  5. Great post, Jose. I really appreciate this kind of info as we want to be prepared for our investing journey once we’re out of debt. Very informative and easy to understand for a newbie like me. I’ll be filing this one in my “favorites” file for future reference. 🙂
    Laurie @thefrugalfarmer recently posted…How a Family of Six Keeps Healthcare Costs LowMy Profile

  6. “Personally, I think the stop loss is one of the most powerful, yet underused tools available to any investor, whether new or experienced.” I could not agree more Jose! In my work with retail investors over the years I was always amazed to see people not use these. I am not a trader by any stretch of the imagination and any that I do is in our IRA’s, but it’s a vital tool to help protect yourself on the downside.
    John S @ Frugal Rules recently posted…How I Saved Money in Order to Viciously Pay Down DebtMy Profile

    • John, I’m not a trader in the retail or industry sense of the word but I do use the stop loss. I have a few set in place right now! Interestingly enough, most of my stock activity is in an IRA so that’s where the stops are usually placed! Thanks for stopping by.

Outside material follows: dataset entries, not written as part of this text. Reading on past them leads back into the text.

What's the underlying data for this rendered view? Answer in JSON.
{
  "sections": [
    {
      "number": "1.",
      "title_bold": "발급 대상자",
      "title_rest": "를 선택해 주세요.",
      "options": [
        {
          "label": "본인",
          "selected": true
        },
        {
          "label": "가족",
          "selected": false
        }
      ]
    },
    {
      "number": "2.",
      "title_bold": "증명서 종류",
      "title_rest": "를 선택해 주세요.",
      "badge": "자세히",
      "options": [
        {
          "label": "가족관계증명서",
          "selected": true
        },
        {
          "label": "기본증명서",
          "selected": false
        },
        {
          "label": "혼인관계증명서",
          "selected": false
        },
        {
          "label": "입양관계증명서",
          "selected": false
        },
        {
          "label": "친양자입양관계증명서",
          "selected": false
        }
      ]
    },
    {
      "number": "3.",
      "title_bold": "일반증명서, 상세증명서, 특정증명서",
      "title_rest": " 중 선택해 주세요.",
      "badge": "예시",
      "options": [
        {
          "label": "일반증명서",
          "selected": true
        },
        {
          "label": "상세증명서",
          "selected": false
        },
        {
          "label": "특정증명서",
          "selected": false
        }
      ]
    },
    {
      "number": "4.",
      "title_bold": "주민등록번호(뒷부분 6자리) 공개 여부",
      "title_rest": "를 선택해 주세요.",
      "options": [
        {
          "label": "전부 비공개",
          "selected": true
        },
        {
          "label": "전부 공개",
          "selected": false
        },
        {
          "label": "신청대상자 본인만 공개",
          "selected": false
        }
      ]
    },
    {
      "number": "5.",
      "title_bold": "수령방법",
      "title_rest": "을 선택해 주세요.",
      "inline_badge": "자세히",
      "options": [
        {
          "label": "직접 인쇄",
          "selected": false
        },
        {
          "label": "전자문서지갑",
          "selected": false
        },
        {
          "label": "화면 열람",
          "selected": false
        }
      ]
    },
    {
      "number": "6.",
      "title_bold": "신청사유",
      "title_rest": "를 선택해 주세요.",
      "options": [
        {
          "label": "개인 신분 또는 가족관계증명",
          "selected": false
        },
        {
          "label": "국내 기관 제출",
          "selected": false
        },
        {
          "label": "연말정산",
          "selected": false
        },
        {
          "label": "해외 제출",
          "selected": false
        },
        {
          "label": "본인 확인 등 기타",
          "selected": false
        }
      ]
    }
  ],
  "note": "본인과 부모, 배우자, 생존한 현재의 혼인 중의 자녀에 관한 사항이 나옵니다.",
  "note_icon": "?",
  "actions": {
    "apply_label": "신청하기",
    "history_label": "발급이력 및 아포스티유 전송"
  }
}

  7. I remember telling people about the stop loss when I was an advisor. I loved it when people had never heard of it. “Really? We can set it up so it’ll automatically sell? Without us having to watch it?” It was like their birthday and favorite holiday all rolled into one…and because I brought it to them, they grinned at me like I’d invented it.

    Well, I really did….that and the internet.
    AverageJoe recently posted…How I Learned to Avoid Bone-Headed Financial MovesMy Profile

    • Lol, I hate it when I invent something and never make a dime off of it. Did you know I invented the remote controlled cable box in the early eighties? I really did and no one wanted it…..

  8. Very informative! I was first introduced to most of these terms when I worked for a company that developed forex software. I haven’t used any of these techniques myself in my investments – just don’t really feel comfortable with it yet.
    CF recently posted…Kitchen How-To: Cook great eggsMy Profile

    • I think the reason many people don’t use techniques like these is a basic lack of understanding them and how they work. You should be comfortable with these techniques before using them.

  9. Well, I tried a trailing stop loss order for the first time ever.
    It did work out how you mentioned: a few days after I initiated the trailing stop loss order, it tripped and the stock was sold (as it should have). within 2 days later, it had gone back over it. I locked in the increases as I wanted, and have since repurchased the shares that were sold in order to achieve the extra gains of the stock (they’re going ex-dividend either 3/17 or 3/18).
    Do you do your trailing stop loss orders on divvy type stocks, regular stocks, or both out of curiosity?
    Chris recently posted…How to use Finance101 CAGR calculatorMy Profile

    • Goods news! I’m glad that worked out well for you. I’ll use stop losses on both. I don’t do ex-div plays but will use a stock on a div stock if it’s got some serious gains that should be preserved.

Leave a Reply

Your email address will not be published. Required fields are marked *

*

CommentLuv badge